Recruitment showing an improvement this year but still likely to fall short of targets

Addressing pay and workload are key to supporting teacher recruitment and retention and should be a focus for political parties in the run up to the next general election and for the next parliament.

The report finds that while teacher recruitment is on track to be better this year than last year due to bursary increases and new initiatives to attract international applicants, it is still likely to be far below target.  

NFER’s ITT recruitment forecast, based on applications made up to February 2024, suggests that 10 out of 17 secondary subjects are likely to under-recruit in 2024/25.

Overall secondary recruitment is forecast to be around 61 per cent of target – an improvement compared to 2023/24. Primary recruitment, however, which is usually at or above its target each year, is forecast to reach only 83 per cent of target next year. 

Jack Worth, School Workforce Lead at the NFER and co-author of the report said: 

“Teacher supply is in a critical state that risks the quality of education that children and young people receive. We urge the current Government to take action to improve teacher recruitment and retention, and the political parties to develop long-term plans for after the election. 

“The 2024 teacher pay award should exceed 3.1 per cent – the latest forecast of the rise in average earnings next year – to narrow the gap between teacher pay and the wider labour market and improve recruitment and retention. This needs to be accompanied by a long-term strategy to improve the competitiveness of teacher pay while crucially ensuring schools have the funds to pay for it.  

“Meanwhile workload, a key driver of retention, is rising just as the Government is aiming to reduce working hours.  

“Overall, these trends affirm that ambitious, radical and cost-effective policy options to address teacher recruitment and retention are urgently needed.” 

The research further recommends that political parties should introduce a Frontline Workers Pay Premium to compensate public sector workers for the lack of remote and hybrid working opportunities in their jobs, compared to the wider labour market. To compensate for this inflexibility the report estimates that teacher pay would have to rise by 1.8 per cent. 

Dr Emily Tanner, Programme Head at the Nuffield Foundation said:  

“NFER's expert and independent analysis of the teacher labour market is an invaluable resource for policymakers looking for evidence-based solutions in the face of immense challenges.

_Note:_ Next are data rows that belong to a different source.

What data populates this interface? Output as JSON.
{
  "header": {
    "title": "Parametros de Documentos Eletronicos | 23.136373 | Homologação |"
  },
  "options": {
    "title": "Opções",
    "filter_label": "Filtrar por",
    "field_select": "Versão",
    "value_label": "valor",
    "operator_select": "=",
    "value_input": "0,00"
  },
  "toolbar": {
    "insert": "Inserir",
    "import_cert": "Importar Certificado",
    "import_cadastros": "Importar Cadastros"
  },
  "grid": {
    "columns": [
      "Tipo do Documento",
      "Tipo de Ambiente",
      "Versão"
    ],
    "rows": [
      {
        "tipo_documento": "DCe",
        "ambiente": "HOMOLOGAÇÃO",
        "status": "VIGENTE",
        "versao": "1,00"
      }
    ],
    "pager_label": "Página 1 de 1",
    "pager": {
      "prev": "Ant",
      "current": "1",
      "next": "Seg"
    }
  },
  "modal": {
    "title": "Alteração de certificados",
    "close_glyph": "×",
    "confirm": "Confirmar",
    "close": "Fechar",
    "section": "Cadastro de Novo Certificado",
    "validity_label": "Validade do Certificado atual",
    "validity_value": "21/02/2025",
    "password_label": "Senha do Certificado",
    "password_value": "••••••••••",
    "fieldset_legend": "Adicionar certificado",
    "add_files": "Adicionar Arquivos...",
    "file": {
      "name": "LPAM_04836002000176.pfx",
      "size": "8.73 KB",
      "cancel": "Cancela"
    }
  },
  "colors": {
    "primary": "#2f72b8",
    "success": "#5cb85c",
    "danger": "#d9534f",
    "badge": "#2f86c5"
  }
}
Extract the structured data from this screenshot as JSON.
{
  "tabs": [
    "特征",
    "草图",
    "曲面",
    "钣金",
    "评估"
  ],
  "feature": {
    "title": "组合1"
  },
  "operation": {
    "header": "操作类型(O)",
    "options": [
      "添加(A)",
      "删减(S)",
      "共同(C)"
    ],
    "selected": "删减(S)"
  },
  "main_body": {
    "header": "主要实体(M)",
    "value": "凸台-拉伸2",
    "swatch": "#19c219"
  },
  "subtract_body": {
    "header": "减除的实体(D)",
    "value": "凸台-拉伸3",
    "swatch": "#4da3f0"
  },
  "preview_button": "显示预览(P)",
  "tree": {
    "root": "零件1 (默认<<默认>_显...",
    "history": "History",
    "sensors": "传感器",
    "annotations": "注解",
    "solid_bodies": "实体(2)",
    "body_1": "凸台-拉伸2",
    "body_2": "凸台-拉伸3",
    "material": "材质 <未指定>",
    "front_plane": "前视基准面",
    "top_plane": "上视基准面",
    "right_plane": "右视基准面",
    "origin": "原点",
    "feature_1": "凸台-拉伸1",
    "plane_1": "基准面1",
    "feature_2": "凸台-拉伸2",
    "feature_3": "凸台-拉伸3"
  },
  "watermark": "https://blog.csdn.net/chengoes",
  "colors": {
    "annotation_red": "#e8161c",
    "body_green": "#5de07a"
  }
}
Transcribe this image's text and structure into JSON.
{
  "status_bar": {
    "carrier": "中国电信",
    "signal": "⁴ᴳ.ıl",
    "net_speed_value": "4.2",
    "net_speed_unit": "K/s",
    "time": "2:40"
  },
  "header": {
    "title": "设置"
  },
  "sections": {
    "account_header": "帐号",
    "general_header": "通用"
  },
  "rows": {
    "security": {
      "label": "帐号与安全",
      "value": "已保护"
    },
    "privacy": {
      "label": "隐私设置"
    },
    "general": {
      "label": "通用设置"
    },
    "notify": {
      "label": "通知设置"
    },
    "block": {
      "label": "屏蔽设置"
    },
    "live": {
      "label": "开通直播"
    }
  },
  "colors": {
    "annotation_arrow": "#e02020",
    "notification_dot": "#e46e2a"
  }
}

“Today's report shows that previous initiatives, such as bursaries, have made some difference but that more fundamental changes are needed for teaching to be an attractive and sustainable profession that reflects its importance in our society." 

Notes to editors

*Experienced teachers are those at the top of the upper pay scale.